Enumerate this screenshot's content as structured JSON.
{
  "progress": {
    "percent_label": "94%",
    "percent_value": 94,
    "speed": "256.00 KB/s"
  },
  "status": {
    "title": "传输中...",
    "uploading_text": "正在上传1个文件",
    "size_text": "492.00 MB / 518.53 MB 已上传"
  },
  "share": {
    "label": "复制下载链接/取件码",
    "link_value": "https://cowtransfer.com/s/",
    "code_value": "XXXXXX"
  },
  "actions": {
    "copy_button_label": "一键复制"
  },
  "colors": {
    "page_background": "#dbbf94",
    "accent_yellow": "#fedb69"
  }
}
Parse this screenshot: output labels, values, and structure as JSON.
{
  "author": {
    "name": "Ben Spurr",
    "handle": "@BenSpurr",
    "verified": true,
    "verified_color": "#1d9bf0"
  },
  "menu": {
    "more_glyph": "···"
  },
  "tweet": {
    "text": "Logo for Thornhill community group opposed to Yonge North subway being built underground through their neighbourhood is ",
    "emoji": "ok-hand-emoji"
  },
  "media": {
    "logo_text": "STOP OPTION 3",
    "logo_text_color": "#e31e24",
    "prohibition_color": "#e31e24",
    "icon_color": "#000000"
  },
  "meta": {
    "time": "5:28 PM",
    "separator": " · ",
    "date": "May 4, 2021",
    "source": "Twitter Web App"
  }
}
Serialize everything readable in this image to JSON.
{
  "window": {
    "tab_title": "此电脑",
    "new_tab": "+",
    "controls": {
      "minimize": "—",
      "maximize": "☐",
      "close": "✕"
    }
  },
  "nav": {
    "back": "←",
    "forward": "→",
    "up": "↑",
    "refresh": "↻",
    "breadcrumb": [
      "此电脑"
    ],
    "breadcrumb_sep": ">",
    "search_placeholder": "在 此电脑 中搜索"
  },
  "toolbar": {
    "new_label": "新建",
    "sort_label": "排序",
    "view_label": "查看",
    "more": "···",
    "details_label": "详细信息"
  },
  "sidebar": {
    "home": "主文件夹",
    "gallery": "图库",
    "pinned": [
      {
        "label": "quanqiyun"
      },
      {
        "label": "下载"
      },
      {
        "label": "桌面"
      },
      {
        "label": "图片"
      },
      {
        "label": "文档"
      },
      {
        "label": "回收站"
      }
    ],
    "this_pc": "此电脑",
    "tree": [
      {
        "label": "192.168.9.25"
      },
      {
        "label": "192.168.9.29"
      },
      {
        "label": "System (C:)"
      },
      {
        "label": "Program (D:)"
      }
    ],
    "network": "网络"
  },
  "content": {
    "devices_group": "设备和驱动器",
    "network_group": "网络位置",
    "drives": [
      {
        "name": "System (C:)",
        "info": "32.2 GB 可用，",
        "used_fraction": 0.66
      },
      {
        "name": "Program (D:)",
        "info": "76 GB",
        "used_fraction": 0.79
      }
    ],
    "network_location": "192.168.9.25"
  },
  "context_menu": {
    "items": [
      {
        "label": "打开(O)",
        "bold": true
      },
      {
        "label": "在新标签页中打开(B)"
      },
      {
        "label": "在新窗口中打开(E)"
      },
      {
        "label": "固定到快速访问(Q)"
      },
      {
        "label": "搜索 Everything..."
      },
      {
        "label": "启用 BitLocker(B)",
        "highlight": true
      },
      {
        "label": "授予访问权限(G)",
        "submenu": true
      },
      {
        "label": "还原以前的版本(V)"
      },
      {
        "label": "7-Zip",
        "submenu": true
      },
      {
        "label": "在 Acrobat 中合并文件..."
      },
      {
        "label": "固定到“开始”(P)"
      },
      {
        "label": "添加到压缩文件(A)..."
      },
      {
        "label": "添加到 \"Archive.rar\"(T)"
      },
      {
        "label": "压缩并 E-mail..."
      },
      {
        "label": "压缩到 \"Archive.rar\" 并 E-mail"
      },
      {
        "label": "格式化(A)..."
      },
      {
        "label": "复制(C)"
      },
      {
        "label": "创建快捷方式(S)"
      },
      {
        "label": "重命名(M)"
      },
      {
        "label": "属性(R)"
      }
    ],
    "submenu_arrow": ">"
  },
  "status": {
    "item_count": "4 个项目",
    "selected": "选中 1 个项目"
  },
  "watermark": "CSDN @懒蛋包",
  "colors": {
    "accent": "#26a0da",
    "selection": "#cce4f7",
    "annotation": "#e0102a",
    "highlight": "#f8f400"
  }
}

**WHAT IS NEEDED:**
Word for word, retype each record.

**RESPONSE TO THE EXERCISE:**
Enumerate this screenshot's content as structured JSON.
{
  "progress": {
    "percent_label": "94%",
    "percent_value": 94,
    "speed": "256.00 KB/s"
  },
  "status": {
    "title": "传输中...",
    "uploading_text": "正在上传1个文件",
    "size_text": "492.00 MB / 518.53 MB 已上传"
  },
  "share": {
    "label": "复制下载链接/取件码",
    "link_value": "https://cowtransfer.com/s/",
    "code_value": "XXXXXX"
  },
  "actions": {
    "copy_button_label": "一键复制"
  },
  "colors": {
    "page_background": "#dbbf94",
    "accent_yellow": "#fedb69"
  }
}
Parse this screenshot: output labels, values, and structure as JSON.
{
  "author": {
    "name": "Ben Spurr",
    "handle": "@BenSpurr",
    "verified": true,
    "verified_color": "#1d9bf0"
  },
  "menu": {
    "more_glyph": "···"
  },
  "tweet": {
    "text": "Logo for Thornhill community group opposed to Yonge North subway being built underground through their neighbourhood is ",
    "emoji": "ok-hand-emoji"
  },
  "media": {
    "logo_text": "STOP OPTION 3",
    "logo_text_color": "#e31e24",
    "prohibition_color": "#e31e24",
    "icon_color": "#000000"
  },
  "meta": {
    "time": "5:28 PM",
    "separator": " · ",
    "date": "May 4, 2021",
    "source": "Twitter Web App"
  }
}
Serialize everything readable in this image to JSON.
{
  "window": {
    "tab_title": "此电脑",
    "new_tab": "+",
    "controls": {
      "minimize": "—",
      "maximize": "☐",
      "close": "✕"
    }
  },
  "nav": {
    "back": "←",
    "forward": "→",
    "up": "↑",
    "refresh": "↻",
    "breadcrumb": [
      "此电脑"
    ],
    "breadcrumb_sep": ">",
    "search_placeholder": "在 此电脑 中搜索"
  },
  "toolbar": {
    "new_label": "新建",
    "sort_label": "排序",
    "view_label": "查看",
    "more": "···",
    "details_label": "详细信息"
  },
  "sidebar": {
    "home": "主文件夹",
    "gallery": "图库",
    "pinned": [
      {
        "label": "quanqiyun"
      },
      {
        "label": "下载"
      },
      {
        "label": "桌面"
      },
      {
        "label": "图片"
      },
      {
        "label": "文档"
      },
      {
        "label": "回收站"
      }
    ],
    "this_pc": "此电脑",
    "tree": [
      {
        "label": "192.168.9.25"
      },
      {
        "label": "192.168.9.29"
      },
      {
        "label": "System (C:)"
      },
      {
        "label": "Program (D:)"
      }
    ],
    "network": "网络"
  },
  "content": {
    "devices_group": "设备和驱动器",
    "network_group": "网络位置",
    "drives": [
      {
        "name": "System (C:)",
        "info": "32.2 GB 可用，",
        "used_fraction": 0.66
      },
      {
        "name": "Program (D:)",
        "info": "76 GB",
        "used_fraction": 0.79
      }
    ],
    "network_location": "192.168.9.25"
  },
  "context_menu": {
    "items": [
      {
        "label": "打开(O)",
        "bold": true
      },
      {
        "label": "在新标签页中打开(B)"
      },
      {
        "label": "在新窗口中打开(E)"
      },
      {
        "label": "固定到快速访问(Q)"
      },
      {
        "label": "搜索 Everything..."
      },
      {
        "label": "启用 BitLocker(B)",
        "highlight": true
      },
      {
        "label": "授予访问权限(G)",
        "submenu": true
      },
      {
        "label": "还原以前的版本(V)"
      },
      {
        "label": "7-Zip",
        "submenu": true
      },
      {
        "label": "在 Acrobat 中合并文件..."
      },
      {
        "label": "固定到“开始”(P)"
      },
      {
        "label": "添加到压缩文件(A)..."
      },
      {
        "label": "添加到 \"Archive.rar\"(T)"
      },
      {
        "label": "压缩并 E-mail..."
      },
      {
        "label": "压缩到 \"Archive.rar\" 并 E-mail"
      },
      {
        "label": "格式化(A)..."
      },
      {
        "label": "复制(C)"
      },
      {
        "label": "创建快捷方式(S)"
      },
      {
        "label": "重命名(M)"
      },
      {
        "label": "属性(R)"
      }
    ],
    "submenu_arrow": ">"
  },
  "status": {
    "item_count": "4 个项目",
    "selected": "选中 1 个项目"
  },
  "watermark": "CSDN @懒蛋包",
  "colors": {
    "accent": "#26a0da",
    "selection": "#cce4f7",
    "annotation": "#e0102a",
    "highlight": "#f8f400"
  }
}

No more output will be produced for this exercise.